But, here it is, two days past Christmas and my conflict still remains and the solution to the problem evades me. The emotions are still too raw and in my case, perhaps enough time hasn’t passed for me to work through the process of getting to where heaping burning coals would be done out of love rather than manipulation. Sometimes knowing the right thing to do doesn’t always mean the right thing to do is easy.
So, what exactly is heaping burning coals you ask? What on earth was the Bible talking about when mentioning this archaic practice in its pages? Some would say that heaping coals would be practiced to bring the person to repentance by heaping coals on their head to bring shame and guilt upon them for acting so rudely. My personal opinion is that this is not what it means because in Proverbs 25:22, the first part of the verse talks about giving your enemy bread and water—which does them good, not harm. Finally, it states that the Lord will repay indicating to me that ultimately, God is the one who is responsible for the outcome—not me. The practice of the ancient near east I believe Paul is speaking of in Romans 12 relies on the practice in ancient times of women carrying coals. Women would often seek out coals from their neighbors to light fires that had gone out. They would carry these coals in a clay pot upon their head. So if someone were to give them a “heaping pile” this would be a very generous act – since a person really only needs one good coal to light a fire.

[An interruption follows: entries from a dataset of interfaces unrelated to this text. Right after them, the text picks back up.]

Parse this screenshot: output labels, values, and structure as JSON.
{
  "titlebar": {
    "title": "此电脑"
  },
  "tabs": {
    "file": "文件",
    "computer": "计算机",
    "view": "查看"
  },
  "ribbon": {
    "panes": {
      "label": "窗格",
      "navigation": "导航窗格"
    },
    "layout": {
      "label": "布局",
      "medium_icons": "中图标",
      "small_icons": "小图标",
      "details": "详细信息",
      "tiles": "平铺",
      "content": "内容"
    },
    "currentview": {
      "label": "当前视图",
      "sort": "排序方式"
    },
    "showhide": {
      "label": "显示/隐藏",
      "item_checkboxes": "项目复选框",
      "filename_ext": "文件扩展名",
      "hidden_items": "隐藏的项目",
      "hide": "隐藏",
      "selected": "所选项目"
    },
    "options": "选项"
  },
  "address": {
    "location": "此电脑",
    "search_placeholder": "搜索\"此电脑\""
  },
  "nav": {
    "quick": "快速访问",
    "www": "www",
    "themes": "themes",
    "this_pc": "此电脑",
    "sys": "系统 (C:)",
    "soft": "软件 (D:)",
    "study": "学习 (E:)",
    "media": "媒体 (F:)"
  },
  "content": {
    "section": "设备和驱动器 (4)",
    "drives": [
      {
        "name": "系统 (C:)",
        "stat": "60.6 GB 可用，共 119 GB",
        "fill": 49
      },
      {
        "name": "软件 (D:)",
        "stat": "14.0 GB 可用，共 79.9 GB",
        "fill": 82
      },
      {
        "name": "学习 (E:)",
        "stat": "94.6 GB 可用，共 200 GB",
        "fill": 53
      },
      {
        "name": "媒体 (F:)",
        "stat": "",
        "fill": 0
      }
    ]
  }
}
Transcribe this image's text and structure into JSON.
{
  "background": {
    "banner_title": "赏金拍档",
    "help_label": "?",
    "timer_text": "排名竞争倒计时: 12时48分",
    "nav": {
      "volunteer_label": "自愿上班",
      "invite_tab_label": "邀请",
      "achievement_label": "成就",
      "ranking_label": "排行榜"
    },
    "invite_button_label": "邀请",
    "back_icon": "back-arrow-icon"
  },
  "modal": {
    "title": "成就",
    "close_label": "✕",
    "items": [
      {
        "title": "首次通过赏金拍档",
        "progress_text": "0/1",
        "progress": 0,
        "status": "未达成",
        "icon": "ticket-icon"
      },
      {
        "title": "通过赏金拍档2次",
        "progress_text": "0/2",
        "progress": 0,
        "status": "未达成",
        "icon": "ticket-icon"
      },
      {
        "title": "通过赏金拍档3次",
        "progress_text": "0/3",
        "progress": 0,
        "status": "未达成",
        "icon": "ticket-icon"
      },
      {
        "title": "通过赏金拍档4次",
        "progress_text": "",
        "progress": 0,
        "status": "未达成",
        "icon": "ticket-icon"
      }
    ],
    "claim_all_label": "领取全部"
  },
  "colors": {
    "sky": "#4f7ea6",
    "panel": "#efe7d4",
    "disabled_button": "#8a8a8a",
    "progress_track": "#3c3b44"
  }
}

So, where do we go from here? Knowledge is knowing what the right thing to do is, wisdom is knowing what to do with the knowledge you have. Check your motives. Don’t heap coals to get a rise out of the person but because you seriously want to see them be blessed. Honestly, with one person in my life I have conflict with I must admit I’m not ready to heap coals on their head with right motives. But, I’m asking God to move my heart in that direction.